Several speakers at the town hall, including Ben Smith, expressed concern about racism against white people.
Smith said he was against Somers’ proposal to ingrain social justice in county government policies. He said Somers is “scared” of mob-like protesters who are “shouting for change.”
“Social justice becomes racism. Social justice becomes discrimination,” Smith said. “Let’s continue what’s so great about America and try to be colorblind about most things.”
Another man, Randy Hayden, called on the county executive to step down. Hayden accused Somers of “throwing gas on the fire instead of water” by sharing posts on Facebook about white privilege that Hayden said contained false information.
The town hall’s suggestions for criminal justice reform ranged from shooting unruly protesters with paintball guns to overhauling the public school funding system so that it’s no longer tied to property tax values.
The Snohomish County branch of the National Association for the Advancement of Colored People is asking that the county create a community task force to review complaints of excessive force or misconduct by law enforcement, install dashboard cameras in sheriff’s office vehicles and implement training programs that teach deputies “how to recognize and manage systemic discrimination.” Sandra Palmer, one of the branch’s executive officers, made those requests after criticizing Fortney for his refusal to enforce Gov. Jay Inslee’s stay-at-home order amid the COVID-19 pandemic. Palmer also blasted Fortney’s decision to clear a deputy of wrongdoing after the deputy tackled a Black woman accused of jaywalking.
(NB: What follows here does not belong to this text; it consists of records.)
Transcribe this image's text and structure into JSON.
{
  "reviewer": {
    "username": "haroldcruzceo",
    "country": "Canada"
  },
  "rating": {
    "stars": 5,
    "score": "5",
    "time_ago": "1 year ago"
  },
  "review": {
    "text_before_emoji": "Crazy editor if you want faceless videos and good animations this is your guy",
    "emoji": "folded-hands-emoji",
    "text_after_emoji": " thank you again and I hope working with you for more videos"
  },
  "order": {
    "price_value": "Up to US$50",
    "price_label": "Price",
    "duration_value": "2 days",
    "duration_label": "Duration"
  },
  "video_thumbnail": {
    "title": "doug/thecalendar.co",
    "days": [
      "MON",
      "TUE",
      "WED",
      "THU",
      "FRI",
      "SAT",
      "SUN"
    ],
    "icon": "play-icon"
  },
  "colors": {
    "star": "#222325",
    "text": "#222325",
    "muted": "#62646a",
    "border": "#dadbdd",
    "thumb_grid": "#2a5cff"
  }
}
Sheriff’s Office personnel are required to attend two hours of crisis intervention training every year, plus additional instruction related to using force and preventing harassment and discrimination, a council staffer said at the beginning of the meeting.
Several people said two hours was not enough time.
Some called on the council to redistribute sheriff’s office funds to other programs and social services that promote community well-being.
Those suggestions echoed demands that a group of public defenders made on June 8 when they called on the council to allot half of the sheriff’s office budget to housing, counseling and other social services.
Advocates have made similar requests to “defund” law enforcement in cities across the United States. They say social workers and other specialists are better suited than police to deal with 911 calls related to issues such as mental health and domestic disputes.
“We need to shift these funds from the police department to actually deal with the root causes that people call 911 for — which is homelessness and housing and social services for mental health and health in general for people,” Lynnwood resident Yolimar Rivera Vazquez told the council. “People of color’s lived experience is being erased by other people’s comments. You really need to look beyond that.”
Attendees alluded to events that recently unfolded in Snohomish, when armed vigilantes lined the historic downtown in what some say was an attempt to protect local boutiques from alleged leftist looting threats that never materialized. One of the self-appointed guards waved a Confederate flag, and some wore apparel blazoning hate group symbols.
A few people who spoke during Monday’s meeting defended the vigilantes.
“It didn’t look violent at all while we were there,” said Dave Goldsmith, a Snohomish resident, who added that he was against violating the Second Amendment gun rights of those on Snohomish’s First Street.
Others, though, called for a deeper investigation into the incident and any involvement by hate groups.
Brittany Tri, an attorney who lives in Everett, stressed the need for fundamental criminal justice reform, beyond additional training for officers.
“We have to modify the entire system, not just individual officers’ actions,” Tri said. “This is not about weeding out bad eggs or individual racists in the system. This is a system that we have seen consistently brutalizes people of color, people in poverty.”
The meeting, which was originally slated for 6 p.m. to 8 p.m., continued until 10 p.m. It drew several hundred viewers.